Bill Keyes is soft-spoken, yet self-confident, a black conservative by choice, and bold enough to stand up in this town that voted overwhelmingly for Jimmy Carter and declare that, "Ronald Reagan and I agree on the issues."
Keyes' name is not a household word in Washington, although his cause -- trying to win voter approval of a proposal for an educational tax credit in the city -- is becoming an increasingly hot discussion item.
The proposed referendum is usually, and often inaccurately, associated with conservatives. To some, that would make it a sure bet to falter in this proverbially liberal town. But Keyes is the first to disagree.
The secret to his optimistic outlook can be found in his roots in Washington -- not this Washington, but Washington, N.C., a small Eastern Carolina town like those Tarheel hamlets that are the old country of so many blacks who live inthe backbone and bootstrap communities of the nation's capital.
"I hitchhiked here from Washington, N.C., four years ago with two suits, wearing sneakers and jeans, and with $5 in my pocket," said Keyes, the son of two public school teachers. A college dropout from East Carolina University with no connections to insiders' Washington, he landed a night job in the mail room of the Longworth House Office building, and volunteered his daytime hours on the staff of Rep. Dale E. Kildee (D-Mich.). Now he is an economist with the House-Senate Joint Economic Committee.
"I was just a guy who hustled here and succeeded because he had a goal," Keyes said.
Those plain Southern roots and the work ethic mentality give him common ground with many people here, Keyes claims. Here, there is similar settled middle-class black community steeped in bible-thumping, God-fearing church tradition.

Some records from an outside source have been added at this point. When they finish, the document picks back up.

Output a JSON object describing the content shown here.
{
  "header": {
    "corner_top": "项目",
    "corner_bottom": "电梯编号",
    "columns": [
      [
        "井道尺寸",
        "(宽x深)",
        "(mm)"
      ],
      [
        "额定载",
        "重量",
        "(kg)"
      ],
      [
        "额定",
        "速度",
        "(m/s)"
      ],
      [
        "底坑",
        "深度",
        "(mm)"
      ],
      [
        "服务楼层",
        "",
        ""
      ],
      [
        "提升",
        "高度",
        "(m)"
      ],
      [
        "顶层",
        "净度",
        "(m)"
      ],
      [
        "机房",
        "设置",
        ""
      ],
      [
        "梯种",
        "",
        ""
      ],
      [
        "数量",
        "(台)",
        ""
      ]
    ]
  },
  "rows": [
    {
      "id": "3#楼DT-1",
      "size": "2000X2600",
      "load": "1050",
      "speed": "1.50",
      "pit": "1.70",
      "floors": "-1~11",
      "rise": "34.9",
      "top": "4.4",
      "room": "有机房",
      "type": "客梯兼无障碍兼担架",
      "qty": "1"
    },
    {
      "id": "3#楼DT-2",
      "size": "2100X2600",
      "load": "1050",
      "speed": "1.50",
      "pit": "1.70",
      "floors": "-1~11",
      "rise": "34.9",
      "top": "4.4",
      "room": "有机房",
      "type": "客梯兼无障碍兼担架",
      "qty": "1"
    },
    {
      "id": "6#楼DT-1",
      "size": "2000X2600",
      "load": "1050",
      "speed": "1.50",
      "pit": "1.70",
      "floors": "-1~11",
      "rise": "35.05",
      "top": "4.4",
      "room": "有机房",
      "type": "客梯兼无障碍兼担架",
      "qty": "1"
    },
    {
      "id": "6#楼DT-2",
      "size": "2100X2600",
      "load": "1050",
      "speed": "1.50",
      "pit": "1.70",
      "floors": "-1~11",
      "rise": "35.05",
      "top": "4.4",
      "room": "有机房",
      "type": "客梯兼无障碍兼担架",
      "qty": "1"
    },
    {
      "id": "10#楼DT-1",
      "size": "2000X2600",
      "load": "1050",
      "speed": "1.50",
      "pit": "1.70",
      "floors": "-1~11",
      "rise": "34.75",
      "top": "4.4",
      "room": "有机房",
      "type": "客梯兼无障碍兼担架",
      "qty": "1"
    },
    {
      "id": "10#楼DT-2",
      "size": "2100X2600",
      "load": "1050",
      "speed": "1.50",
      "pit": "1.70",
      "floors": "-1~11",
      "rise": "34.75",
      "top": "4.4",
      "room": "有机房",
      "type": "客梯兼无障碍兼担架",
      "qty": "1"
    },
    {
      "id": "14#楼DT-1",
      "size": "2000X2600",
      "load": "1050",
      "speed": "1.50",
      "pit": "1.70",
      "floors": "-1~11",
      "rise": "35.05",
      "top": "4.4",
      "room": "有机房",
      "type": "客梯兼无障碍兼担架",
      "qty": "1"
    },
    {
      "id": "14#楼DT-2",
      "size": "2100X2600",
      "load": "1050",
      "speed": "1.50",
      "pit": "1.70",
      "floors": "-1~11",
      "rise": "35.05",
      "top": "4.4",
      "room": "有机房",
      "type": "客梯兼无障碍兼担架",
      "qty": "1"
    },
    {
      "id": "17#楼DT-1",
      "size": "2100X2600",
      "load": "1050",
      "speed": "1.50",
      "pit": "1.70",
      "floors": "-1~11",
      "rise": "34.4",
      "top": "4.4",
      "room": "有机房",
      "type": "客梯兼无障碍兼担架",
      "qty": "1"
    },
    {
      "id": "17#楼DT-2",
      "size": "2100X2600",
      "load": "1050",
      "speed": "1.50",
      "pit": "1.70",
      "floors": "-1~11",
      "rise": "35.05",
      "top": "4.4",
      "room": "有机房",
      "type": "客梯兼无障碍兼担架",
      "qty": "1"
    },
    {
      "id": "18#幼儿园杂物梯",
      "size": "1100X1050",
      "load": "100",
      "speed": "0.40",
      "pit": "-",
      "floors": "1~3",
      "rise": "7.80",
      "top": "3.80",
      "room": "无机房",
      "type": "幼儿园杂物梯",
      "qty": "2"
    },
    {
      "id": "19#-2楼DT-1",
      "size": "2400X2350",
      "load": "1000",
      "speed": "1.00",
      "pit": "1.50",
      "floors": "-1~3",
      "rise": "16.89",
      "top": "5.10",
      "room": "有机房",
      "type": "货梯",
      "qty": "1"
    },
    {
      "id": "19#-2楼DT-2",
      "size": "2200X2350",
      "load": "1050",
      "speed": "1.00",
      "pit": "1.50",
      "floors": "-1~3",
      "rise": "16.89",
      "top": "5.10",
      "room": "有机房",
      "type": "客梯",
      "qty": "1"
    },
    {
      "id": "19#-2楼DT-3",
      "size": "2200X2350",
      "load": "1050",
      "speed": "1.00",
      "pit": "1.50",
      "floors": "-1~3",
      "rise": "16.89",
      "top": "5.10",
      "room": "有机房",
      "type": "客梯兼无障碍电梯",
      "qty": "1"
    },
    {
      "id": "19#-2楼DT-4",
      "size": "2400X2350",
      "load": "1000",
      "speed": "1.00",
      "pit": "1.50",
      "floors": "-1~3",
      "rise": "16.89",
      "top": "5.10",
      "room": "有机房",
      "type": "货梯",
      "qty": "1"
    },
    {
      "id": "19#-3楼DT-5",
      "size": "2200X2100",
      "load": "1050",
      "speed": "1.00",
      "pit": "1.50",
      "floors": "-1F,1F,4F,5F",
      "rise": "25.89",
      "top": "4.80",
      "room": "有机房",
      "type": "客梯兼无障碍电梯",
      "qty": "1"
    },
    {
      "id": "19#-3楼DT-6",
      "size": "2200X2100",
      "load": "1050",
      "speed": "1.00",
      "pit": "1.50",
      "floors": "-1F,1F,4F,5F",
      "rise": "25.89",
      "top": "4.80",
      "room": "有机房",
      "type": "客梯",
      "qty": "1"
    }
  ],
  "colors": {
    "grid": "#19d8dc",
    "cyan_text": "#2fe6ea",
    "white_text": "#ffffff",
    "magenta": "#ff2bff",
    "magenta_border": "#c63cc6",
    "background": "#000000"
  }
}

"Washingtin is perceived by the whole world as being a very liberal place," Keyes said. "I don't think people here are all that liberal. People want crime to be controlled. People want the most that they can get from their taxes. There is a very, very strong moral and religious influence in this city, a very strong church influence. In many cases, the council goes against the wishes of that church-going community."
This is what Keyes, 27, is counting on to prove that he is right and that the city's elected leadership, many of whom are veterans of the civil rights movement and many of whom are opposed to the initiative, are wrong.
Keyes claims that it is middle-class black Washington that supports the initiative, because the hard-working residents of Northeast and Southeast Washington want the chance to be able to send their children to private schools.
But some persons say is is Keyes and his group who are out of step with the voters.
"Everybody I've talked to is against it," said Everett Scott, former president of the D.C. Federation of Civic Associations. "I'd like to know where they got those (27,000) signatures from (to place the question on the ballot)."
"It's going to impose a burden on the District of Columbia without any benefits," said Nelson C. Roots, president of the Pleasant Plains Civic Association in Northwest Washington.
This specific issue has already unified most of the city's leadership, including politicians, community group heads, civic association activists and others who have been spreading the common gospel that this initiative would bring untold havoc to the city government.
But Keyes is undaunted. He said he is hoping the initiative can make it past the legal hurdles to wina spot on the ballots, where he said his side can fare best in a true debate over the issue.
Said Keyes, in his usual measured self-confidence, 27,000 Washingtonians can't be wrong.